Problem to work on:
Across the whole listing, state how many lines include "fingerprint". Add nothing to that number.

The records:

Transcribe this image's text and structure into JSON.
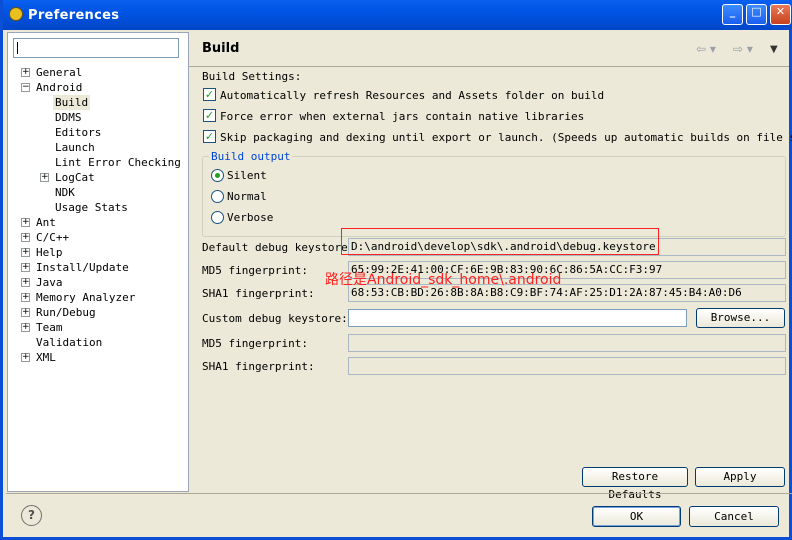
{
  "window": {
    "title": "Preferences",
    "min_glyph": "_",
    "max_glyph": "□",
    "close_glyph": "✕"
  },
  "filter": {
    "value": ""
  },
  "tree": [
    {
      "label": "General",
      "expander": "+"
    },
    {
      "label": "Android",
      "expander": "−"
    },
    {
      "label": "Build",
      "selected": true
    },
    {
      "label": "DDMS"
    },
    {
      "label": "Editors"
    },
    {
      "label": "Launch"
    },
    {
      "label": "Lint Error Checking"
    },
    {
      "label": "LogCat",
      "expander": "+"
    },
    {
      "label": "NDK"
    },
    {
      "label": "Usage Stats"
    },
    {
      "label": "Ant",
      "expander": "+"
    },
    {
      "label": "C/C++",
      "expander": "+"
    },
    {
      "label": "Help",
      "expander": "+"
    },
    {
      "label": "Install/Update",
      "expander": "+"
    },
    {
      "label": "Java",
      "expander": "+"
    },
    {
      "label": "Memory Analyzer",
      "expander": "+"
    },
    {
      "label": "Run/Debug",
      "expander": "+"
    },
    {
      "label": "Team",
      "expander": "+"
    },
    {
      "label": "Validation"
    },
    {
      "label": "XML",
      "expander": "+"
    }
  ],
  "page": {
    "title": "Build",
    "nav_back": "⇦ ▾",
    "nav_forward": "⇨ ▾",
    "nav_menu": "▼",
    "settings_label": "Build Settings:",
    "checkboxes": [
      {
        "label": "Automatically refresh Resources and Assets folder on build",
        "checked": true
      },
      {
        "label": "Force error when external jars contain native libraries",
        "checked": true
      },
      {
        "label": "Skip packaging and dexing until export or launch. (Speeds up automatic builds on file save)",
        "checked": true
      }
    ],
    "check_glyph": "✓",
    "build_output": {
      "title": "Build output",
      "options": [
        {
          "label": "Silent",
          "selected": true
        },
        {
          "label": "Normal",
          "selected": false
        },
        {
          "label": "Verbose",
          "selected": false
        }
      ]
    },
    "default_keystore_label": "Default debug keystore:",
    "default_keystore_value": "D:\\android\\develop\\sdk\\.android\\debug.keystore",
    "md5_label": "MD5 fingerprint:",
    "md5_value": "65:99:2E:41:00:CF:6E:9B:83:90:6C:86:5A:CC:F3:97",
    "sha1_label": "SHA1 fingerprint:",
    "sha1_value": "68:53:CB:BD:26:8B:8A:B8:C9:BF:74:AF:25:D1:2A:87:45:B4:A0:D6",
    "custom_keystore_label": "Custom debug keystore:",
    "custom_keystore_value": "",
    "browse_label": "Browse...",
    "custom_md5_label": "MD5 fingerprint:",
    "custom_md5_value": "",
    "custom_sha1_label": "SHA1 fingerprint:",
    "custom_sha1_value": "",
    "restore_defaults_label": "Restore Defaults",
    "apply_label": "Apply"
  },
  "annotation": {
    "text": "路径是Android_sdk_home\\.android",
    "color": "#ff2020"
  },
  "footer": {
    "help_glyph": "?",
    "ok_label": "OK",
    "cancel_label": "Cancel"
  }
}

Solved problem:
4